I did some surgery on my Powerbook 160 last night. Apple, in its wisdom 20 years ago, soldered the clock battery to a daughtercard, and from all I’ve read the machine won’t boot if the batteries are dead. So I busted out the iron and got the original battery off (with some difficulty), then put a new one in. Unfortunately it still didn’t come on. No bong, no whine, nothing. I have a working G3 Pismo in the basement for any OS 9 needs, but it would be fun to have an working monochrome Mac in the house, for old time’s sake.
Rooting through the basement a few weeks ago, I stumbled across a tupperware full of unused black and white film. Never one to waste money or pass up a challenge, I dusted off my Minolta X-700 and found it, too had dead batteries. With the clock battery order I got two new cells for the camera, and dropped them in. It fired right up and I started shooting pictures again. Having practiced about 10,000 digital shutter actuations on the D70, I knew exactly how to use it, and I’m hoping the film is still good so that I can develop some film. I have a scanner at work with a negative attachment, so I’m going to plug that in tomorrow and try it out. If I get good results, I’ll start scanning boxes of negs we have sitting around the house.
This Minolta is actually my second. My father has always been a camera nut, and he bought me the first when I left for college. I used it through most of my freshman year, until my asshat second-semester roommate invited a homeless thief to stay in our apartment for a few days. Predictably, it went missing. My dad replaced it that summer with a new one, and it served me well through four years of college and afterward as my primary camera until I bought my first digital.

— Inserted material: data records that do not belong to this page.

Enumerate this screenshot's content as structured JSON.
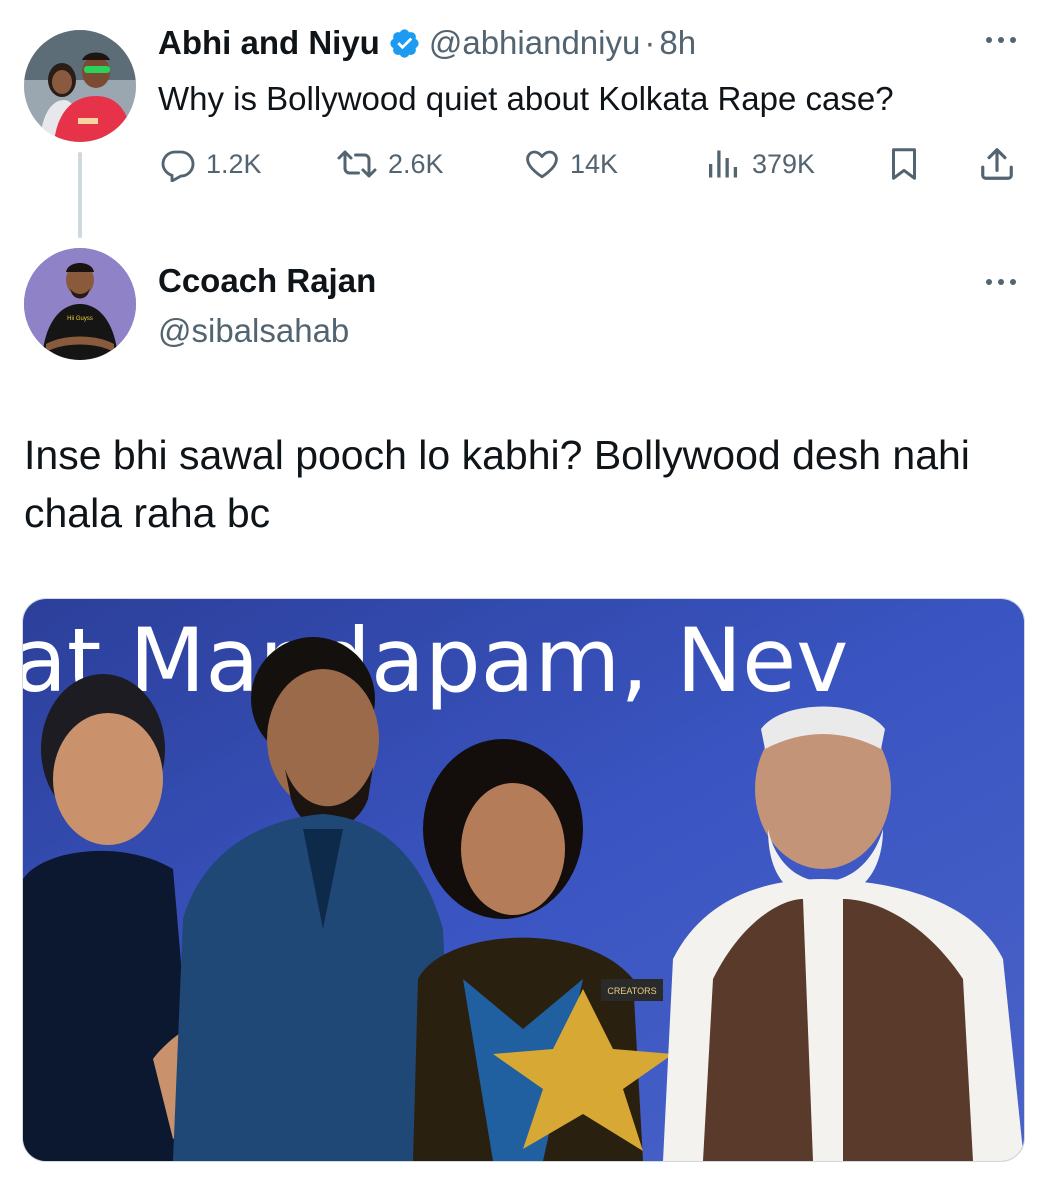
{
  "original_tweet": {
    "display_name": "Abhi and Niyu",
    "handle": "@abhiandniyu",
    "separator": "·",
    "time": "8h",
    "verified": true,
    "more_icon": "more-horizontal-icon",
    "text": "Why is Bollywood quiet about Kolkata Rape case?",
    "stats": {
      "replies": "1.2K",
      "retweets": "2.6K",
      "likes": "14K",
      "views": "379K"
    },
    "icons": {
      "reply": "reply-icon",
      "retweet": "retweet-icon",
      "like": "heart-icon",
      "views": "views-chart-icon",
      "bookmark": "bookmark-icon",
      "share": "share-icon"
    }
  },
  "reply_tweet": {
    "display_name": "Ccoach Rajan",
    "handle": "@sibalsahab",
    "more_icon": "more-horizontal-icon",
    "text": "Inse bhi sawal pooch lo kabhi? Bollywood desh nahi chala raha bc",
    "image": {
      "banner_text": "at Mandapam, Nev",
      "trophy_label": "CREATORS"
    }
  },
  "colors": {
    "text_primary": "#0f1419",
    "text_secondary": "#536471",
    "verified_blue": "#1d9bf0",
    "thread_line": "#cfd9de"
  }
}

It’s a shame I didn’t learn to master it then as much as I wanted to, but I hope I can now use my digital experience to improve my film skills.